■ WORK TO COMPLETE ■
Output the listing below exactly, minus its images.

______

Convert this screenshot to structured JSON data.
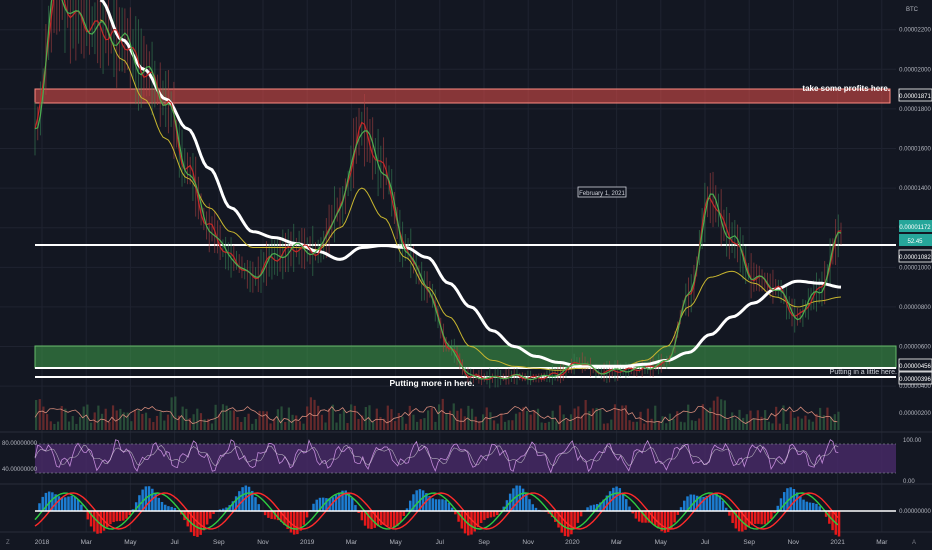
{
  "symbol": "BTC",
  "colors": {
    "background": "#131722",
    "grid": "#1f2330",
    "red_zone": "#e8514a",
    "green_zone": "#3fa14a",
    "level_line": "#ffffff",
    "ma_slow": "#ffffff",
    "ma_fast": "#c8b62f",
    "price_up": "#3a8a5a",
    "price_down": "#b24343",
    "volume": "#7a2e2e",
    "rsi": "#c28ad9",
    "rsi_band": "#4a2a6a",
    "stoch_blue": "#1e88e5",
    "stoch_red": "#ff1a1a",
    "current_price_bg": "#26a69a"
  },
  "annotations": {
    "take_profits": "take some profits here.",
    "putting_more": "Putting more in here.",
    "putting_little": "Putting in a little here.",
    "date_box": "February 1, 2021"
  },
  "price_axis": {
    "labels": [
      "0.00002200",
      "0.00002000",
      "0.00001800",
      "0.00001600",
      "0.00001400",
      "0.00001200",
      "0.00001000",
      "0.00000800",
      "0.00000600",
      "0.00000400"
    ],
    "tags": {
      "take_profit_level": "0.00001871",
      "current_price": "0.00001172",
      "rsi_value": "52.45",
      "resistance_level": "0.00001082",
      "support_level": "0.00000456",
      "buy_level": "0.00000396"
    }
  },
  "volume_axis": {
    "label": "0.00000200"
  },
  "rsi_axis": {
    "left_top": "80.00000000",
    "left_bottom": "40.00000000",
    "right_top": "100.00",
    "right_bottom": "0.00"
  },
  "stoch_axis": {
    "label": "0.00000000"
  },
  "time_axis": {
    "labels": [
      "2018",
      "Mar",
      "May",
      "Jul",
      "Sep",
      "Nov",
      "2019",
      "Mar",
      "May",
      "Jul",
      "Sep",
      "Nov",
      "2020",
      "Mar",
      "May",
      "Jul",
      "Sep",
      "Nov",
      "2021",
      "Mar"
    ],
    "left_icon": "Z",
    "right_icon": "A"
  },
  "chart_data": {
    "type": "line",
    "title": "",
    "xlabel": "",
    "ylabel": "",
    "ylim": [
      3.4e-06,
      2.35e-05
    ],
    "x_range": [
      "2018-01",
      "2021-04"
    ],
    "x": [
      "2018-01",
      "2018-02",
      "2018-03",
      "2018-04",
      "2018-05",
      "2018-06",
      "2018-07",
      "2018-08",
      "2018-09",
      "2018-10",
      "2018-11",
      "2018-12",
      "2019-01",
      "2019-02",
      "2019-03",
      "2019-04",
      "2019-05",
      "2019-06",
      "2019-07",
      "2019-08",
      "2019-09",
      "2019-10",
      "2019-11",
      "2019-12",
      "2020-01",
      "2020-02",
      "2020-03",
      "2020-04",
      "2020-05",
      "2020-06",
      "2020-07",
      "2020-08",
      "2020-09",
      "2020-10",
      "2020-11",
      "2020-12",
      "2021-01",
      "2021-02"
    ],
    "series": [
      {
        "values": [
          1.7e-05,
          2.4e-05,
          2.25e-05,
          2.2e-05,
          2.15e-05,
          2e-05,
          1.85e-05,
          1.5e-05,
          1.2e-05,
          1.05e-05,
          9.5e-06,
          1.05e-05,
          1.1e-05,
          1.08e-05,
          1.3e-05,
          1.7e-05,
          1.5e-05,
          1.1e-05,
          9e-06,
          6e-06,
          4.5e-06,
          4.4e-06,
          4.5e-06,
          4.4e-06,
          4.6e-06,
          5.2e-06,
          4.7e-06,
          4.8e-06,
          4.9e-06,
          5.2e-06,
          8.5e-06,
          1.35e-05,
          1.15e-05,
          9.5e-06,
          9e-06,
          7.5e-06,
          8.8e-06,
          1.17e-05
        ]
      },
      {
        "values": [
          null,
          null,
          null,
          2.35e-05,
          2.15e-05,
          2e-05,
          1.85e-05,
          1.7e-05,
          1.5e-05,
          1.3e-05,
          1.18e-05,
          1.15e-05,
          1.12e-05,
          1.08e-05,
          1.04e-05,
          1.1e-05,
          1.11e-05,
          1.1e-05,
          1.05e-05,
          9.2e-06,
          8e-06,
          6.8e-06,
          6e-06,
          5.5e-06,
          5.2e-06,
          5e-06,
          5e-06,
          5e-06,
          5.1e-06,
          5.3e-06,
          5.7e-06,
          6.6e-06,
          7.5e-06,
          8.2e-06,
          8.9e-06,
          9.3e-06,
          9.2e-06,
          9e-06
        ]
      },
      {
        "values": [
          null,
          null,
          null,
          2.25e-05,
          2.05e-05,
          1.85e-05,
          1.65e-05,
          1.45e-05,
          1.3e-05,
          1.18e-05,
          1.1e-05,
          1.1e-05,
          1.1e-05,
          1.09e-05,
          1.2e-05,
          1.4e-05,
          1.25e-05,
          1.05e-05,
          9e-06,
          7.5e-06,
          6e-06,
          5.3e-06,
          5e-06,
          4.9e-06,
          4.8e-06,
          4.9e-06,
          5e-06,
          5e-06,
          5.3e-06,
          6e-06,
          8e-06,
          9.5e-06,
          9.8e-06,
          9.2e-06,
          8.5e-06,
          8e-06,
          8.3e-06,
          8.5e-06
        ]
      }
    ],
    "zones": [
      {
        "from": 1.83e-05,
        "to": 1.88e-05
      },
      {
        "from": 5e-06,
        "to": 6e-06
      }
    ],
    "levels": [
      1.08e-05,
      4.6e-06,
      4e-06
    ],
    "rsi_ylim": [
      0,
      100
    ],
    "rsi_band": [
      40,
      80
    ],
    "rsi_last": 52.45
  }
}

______

■ TASK RESULT ■
Convert this screenshot to structured JSON data.
{
  "symbol": "BTC",
  "colors": {
    "background": "#131722",
    "grid": "#1f2330",
    "red_zone": "#e8514a",
    "green_zone": "#3fa14a",
    "level_line": "#ffffff",
    "ma_slow": "#ffffff",
    "ma_fast": "#c8b62f",
    "price_up": "#3a8a5a",
    "price_down": "#b24343",
    "volume": "#7a2e2e",
    "rsi": "#c28ad9",
    "rsi_band": "#4a2a6a",
    "stoch_blue": "#1e88e5",
    "stoch_red": "#ff1a1a",
    "current_price_bg": "#26a69a"
  },
  "annotations": {
    "take_profits": "take some profits here.",
    "putting_more": "Putting more in here.",
    "putting_little": "Putting in a little here.",
    "date_box": "February 1, 2021"
  },
  "price_axis": {
    "labels": [
      "0.00002200",
      "0.00002000",
      "0.00001800",
      "0.00001600",
      "0.00001400",
      "0.00001200",
      "0.00001000",
      "0.00000800",
      "0.00000600",
      "0.00000400"
    ],
    "tags": {
      "take_profit_level": "0.00001871",
      "current_price": "0.00001172",
      "rsi_value": "52.45",
      "resistance_level": "0.00001082",
      "support_level": "0.00000456",
      "buy_level": "0.00000396"
    }
  },
  "volume_axis": {
    "label": "0.00000200"
  },
  "rsi_axis": {
    "left_top": "80.00000000",
    "left_bottom": "40.00000000",
    "right_top": "100.00",
    "right_bottom": "0.00"
  },
  "stoch_axis": {
    "label": "0.00000000"
  },
  "time_axis": {
    "labels": [
      "2018",
      "Mar",
      "May",
      "Jul",
      "Sep",
      "Nov",
      "2019",
      "Mar",
      "May",
      "Jul",
      "Sep",
      "Nov",
      "2020",
      "Mar",
      "May",
      "Jul",
      "Sep",
      "Nov",
      "2021",
      "Mar"
    ],
    "left_icon": "Z",
    "right_icon": "A"
  },
  "chart_data": {
    "type": "line",
    "title": "",
    "xlabel": "",
    "ylabel": "",
    "ylim": [
      3.4e-06,
      2.35e-05
    ],
    "x_range": [
      "2018-01",
      "2021-04"
    ],
    "x": [
      "2018-01",
      "2018-02",
      "2018-03",
      "2018-04",
      "2018-05",
      "2018-06",
      "2018-07",
      "2018-08",
      "2018-09",
      "2018-10",
      "2018-11",
      "2018-12",
      "2019-01",
      "2019-02",
      "2019-03",
      "2019-04",
      "2019-05",
      "2019-06",
      "2019-07",
      "2019-08",
      "2019-09",
      "2019-10",
      "2019-11",
      "2019-12",
      "2020-01",
      "2020-02",
      "2020-03",
      "2020-04",
      "2020-05",
      "2020-06",
      "2020-07",
      "2020-08",
      "2020-09",
      "2020-10",
      "2020-11",
      "2020-12",
      "2021-01",
      "2021-02"
    ],
    "series": [
      {
        "values": [
          1.7e-05,
          2.4e-05,
          2.25e-05,
          2.2e-05,
          2.15e-05,
          2e-05,
          1.85e-05,
          1.5e-05,
          1.2e-05,
          1.05e-05,
          9.5e-06,
          1.05e-05,
          1.1e-05,
          1.08e-05,
          1.3e-05,
          1.7e-05,
          1.5e-05,
          1.1e-05,
          9e-06,
          6e-06,
          4.5e-06,
          4.4e-06,
          4.5e-06,
          4.4e-06,
          4.6e-06,
          5.2e-06,
          4.7e-06,
          4.8e-06,
          4.9e-06,
          5.2e-06,
          8.5e-06,
          1.35e-05,
          1.15e-05,
          9.5e-06,
          9e-06,
          7.5e-06,
          8.8e-06,
          1.17e-05
        ]
      },
      {
        "values": [
          null,
          null,
          null,
          2.35e-05,
          2.15e-05,
          2e-05,
          1.85e-05,
          1.7e-05,
          1.5e-05,
          1.3e-05,
          1.18e-05,
          1.15e-05,
          1.12e-05,
          1.08e-05,
          1.04e-05,
          1.1e-05,
          1.11e-05,
          1.1e-05,
          1.05e-05,
          9.2e-06,
          8e-06,
          6.8e-06,
          6e-06,
          5.5e-06,
          5.2e-06,
          5e-06,
          5e-06,
          5e-06,
          5.1e-06,
          5.3e-06,
          5.7e-06,
          6.6e-06,
          7.5e-06,
          8.2e-06,
          8.9e-06,
          9.3e-06,
          9.2e-06,
          9e-06
        ]
      },
      {
        "values": [
          null,
          null,
          null,
          2.25e-05,
          2.05e-05,
          1.85e-05,
          1.65e-05,
          1.45e-05,
          1.3e-05,
          1.18e-05,
          1.1e-05,
          1.1e-05,
          1.1e-05,
          1.09e-05,
          1.2e-05,
          1.4e-05,
          1.25e-05,
          1.05e-05,
          9e-06,
          7.5e-06,
          6e-06,
          5.3e-06,
          5e-06,
          4.9e-06,
          4.8e-06,
          4.9e-06,
          5e-06,
          5e-06,
          5.3e-06,
          6e-06,
          8e-06,
          9.5e-06,
          9.8e-06,
          9.2e-06,
          8.5e-06,
          8e-06,
          8.3e-06,
          8.5e-06
        ]
      }
    ],
    "zones": [
      {
        "from": 1.83e-05,
        "to": 1.88e-05
      },
      {
        "from": 5e-06,
        "to": 6e-06
      }
    ],
    "levels": [
      1.08e-05,
      4.6e-06,
      4e-06
    ],
    "rsi_ylim": [
      0,
      100
    ],
    "rsi_band": [
      40,
      80
    ],
    "rsi_last": 52.45
  }
}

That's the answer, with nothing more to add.